From a certain directory I wanted to copy a file
a/b/c.txt to a destination. But I wanted the relative path
a/b to be retained at the destination. A normal copy would just copy
c.txt to the destination.
There is no way to do this using the
cp command.

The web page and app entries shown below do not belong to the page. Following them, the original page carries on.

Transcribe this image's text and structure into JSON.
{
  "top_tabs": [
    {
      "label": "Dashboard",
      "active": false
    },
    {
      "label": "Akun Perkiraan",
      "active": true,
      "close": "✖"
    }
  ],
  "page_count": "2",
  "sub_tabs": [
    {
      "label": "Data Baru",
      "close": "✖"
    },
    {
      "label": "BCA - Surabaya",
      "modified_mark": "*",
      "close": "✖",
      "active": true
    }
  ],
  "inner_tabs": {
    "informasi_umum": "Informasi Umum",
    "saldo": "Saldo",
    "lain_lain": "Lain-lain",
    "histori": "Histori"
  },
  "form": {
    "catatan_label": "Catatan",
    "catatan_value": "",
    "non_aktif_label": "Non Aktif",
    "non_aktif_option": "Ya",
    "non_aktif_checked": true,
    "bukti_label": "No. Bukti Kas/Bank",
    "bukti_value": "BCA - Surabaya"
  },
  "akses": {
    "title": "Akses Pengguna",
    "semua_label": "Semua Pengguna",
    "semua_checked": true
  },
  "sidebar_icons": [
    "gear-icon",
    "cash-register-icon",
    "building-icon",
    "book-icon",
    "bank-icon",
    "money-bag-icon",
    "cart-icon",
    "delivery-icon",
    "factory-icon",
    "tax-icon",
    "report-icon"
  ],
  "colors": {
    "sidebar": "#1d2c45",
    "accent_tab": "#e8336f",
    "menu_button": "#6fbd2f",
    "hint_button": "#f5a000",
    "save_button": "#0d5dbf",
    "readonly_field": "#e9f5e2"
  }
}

One solution is to use rsync which supports maintaining the relative file path.
$ rsync -R a/b/c.txt /home/joe/destination
/home/joe/destination/a/b automatically creating

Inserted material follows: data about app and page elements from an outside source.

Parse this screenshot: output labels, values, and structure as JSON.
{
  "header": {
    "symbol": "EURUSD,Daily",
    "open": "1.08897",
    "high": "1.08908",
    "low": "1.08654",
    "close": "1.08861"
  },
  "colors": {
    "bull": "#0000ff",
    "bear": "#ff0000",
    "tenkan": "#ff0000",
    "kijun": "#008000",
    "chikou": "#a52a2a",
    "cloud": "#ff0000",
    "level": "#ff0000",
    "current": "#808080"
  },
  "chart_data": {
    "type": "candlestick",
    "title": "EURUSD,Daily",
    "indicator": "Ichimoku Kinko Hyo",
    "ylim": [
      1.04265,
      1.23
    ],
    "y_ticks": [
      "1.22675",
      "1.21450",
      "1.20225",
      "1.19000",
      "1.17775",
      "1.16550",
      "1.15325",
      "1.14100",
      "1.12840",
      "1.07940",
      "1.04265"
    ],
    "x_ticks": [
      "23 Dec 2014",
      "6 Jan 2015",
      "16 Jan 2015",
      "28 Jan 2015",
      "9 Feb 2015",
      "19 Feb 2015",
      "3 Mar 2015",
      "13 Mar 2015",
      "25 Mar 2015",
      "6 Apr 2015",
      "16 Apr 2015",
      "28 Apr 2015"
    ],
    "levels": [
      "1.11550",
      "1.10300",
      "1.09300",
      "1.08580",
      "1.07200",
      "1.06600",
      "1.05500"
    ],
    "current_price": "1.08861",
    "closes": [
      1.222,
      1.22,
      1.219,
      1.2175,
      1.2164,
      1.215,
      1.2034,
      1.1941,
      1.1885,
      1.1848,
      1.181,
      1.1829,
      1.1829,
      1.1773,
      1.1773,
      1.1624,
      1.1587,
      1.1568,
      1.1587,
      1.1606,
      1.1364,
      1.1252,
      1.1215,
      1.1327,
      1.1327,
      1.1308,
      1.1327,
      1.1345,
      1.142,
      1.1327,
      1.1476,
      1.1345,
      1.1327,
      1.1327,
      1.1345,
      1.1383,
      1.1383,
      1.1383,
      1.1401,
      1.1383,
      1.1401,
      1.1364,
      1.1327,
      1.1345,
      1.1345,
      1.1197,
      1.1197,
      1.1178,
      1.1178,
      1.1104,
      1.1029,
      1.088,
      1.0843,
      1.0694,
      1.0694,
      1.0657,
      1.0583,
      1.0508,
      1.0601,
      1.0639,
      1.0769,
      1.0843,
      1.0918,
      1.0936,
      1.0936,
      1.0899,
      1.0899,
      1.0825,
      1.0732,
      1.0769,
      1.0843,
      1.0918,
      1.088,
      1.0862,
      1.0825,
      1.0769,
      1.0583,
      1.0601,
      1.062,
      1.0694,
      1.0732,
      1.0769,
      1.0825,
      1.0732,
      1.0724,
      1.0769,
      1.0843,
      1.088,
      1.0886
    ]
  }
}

a/b if they do not exist in the destination.
RSync has some different and confusing behavior depending on whether you put a trailing slash on the source directory or not.
- No trailing slash on source directory: this copies the source directory itself as a subdirectory into the destination directory.

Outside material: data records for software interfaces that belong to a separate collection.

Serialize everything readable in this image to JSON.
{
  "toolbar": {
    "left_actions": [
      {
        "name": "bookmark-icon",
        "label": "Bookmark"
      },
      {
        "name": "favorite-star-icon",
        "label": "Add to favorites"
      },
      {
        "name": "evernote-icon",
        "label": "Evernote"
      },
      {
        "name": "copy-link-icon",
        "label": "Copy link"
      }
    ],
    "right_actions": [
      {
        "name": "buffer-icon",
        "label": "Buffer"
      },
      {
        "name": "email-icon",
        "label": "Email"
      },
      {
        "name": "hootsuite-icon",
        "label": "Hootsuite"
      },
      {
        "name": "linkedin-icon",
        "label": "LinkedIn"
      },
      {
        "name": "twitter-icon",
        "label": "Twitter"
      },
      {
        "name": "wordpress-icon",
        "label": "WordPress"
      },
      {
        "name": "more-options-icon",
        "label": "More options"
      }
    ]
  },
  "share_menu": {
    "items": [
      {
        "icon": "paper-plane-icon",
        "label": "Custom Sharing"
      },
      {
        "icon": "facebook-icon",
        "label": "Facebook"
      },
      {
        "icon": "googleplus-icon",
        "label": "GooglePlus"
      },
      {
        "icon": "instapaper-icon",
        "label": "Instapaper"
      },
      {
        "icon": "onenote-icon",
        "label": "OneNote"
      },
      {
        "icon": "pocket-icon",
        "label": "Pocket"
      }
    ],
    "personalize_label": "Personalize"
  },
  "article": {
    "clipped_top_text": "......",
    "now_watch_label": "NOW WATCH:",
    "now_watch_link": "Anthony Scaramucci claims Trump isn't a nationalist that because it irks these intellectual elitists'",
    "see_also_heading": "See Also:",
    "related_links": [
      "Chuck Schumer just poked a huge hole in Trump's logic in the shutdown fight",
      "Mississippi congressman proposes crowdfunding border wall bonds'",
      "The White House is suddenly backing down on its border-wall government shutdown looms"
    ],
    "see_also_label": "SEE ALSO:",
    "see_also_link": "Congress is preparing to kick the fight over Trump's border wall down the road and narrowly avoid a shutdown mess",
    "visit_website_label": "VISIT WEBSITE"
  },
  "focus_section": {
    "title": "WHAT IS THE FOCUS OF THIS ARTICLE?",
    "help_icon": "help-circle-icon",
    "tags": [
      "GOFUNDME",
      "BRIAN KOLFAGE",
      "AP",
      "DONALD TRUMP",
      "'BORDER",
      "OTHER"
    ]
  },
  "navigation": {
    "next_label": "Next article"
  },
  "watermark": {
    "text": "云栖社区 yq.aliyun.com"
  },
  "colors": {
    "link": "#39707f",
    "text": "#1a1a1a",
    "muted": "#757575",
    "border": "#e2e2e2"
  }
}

$ rsync -a /some/path/foobar .
- Trailing slash on source directory: this copies the contents inside source directory into the destination directory.
$ rsync -a /some/path/foobar/ .
You do not see such confusing behavior with cp or mv. I guess rsync has this because it is usually used for synchronizing the contents of two directories but it is also sometimes used to copy over directories.
rsync is an excellent program to perform one-way sync between directories.
If both the source and destination directories are on local storage:
$ rsync -av /home/joe/from-dir /media/backup/to-dir
To make the destination a strict mirror copy, thus deleting any extra files it may have:
$ rsync -av --delete /home/joe/from-dir /media/backup/to-dir
If one or both of the source and destination is not on local storage, then rsync can be asked to use compression to save transfer time:
$ rsync -avz /home/joe/from-dir /mars/great-valley/to-dir
Tried with: rsync 3.0.9 and Ubuntu 12.04.1 LTS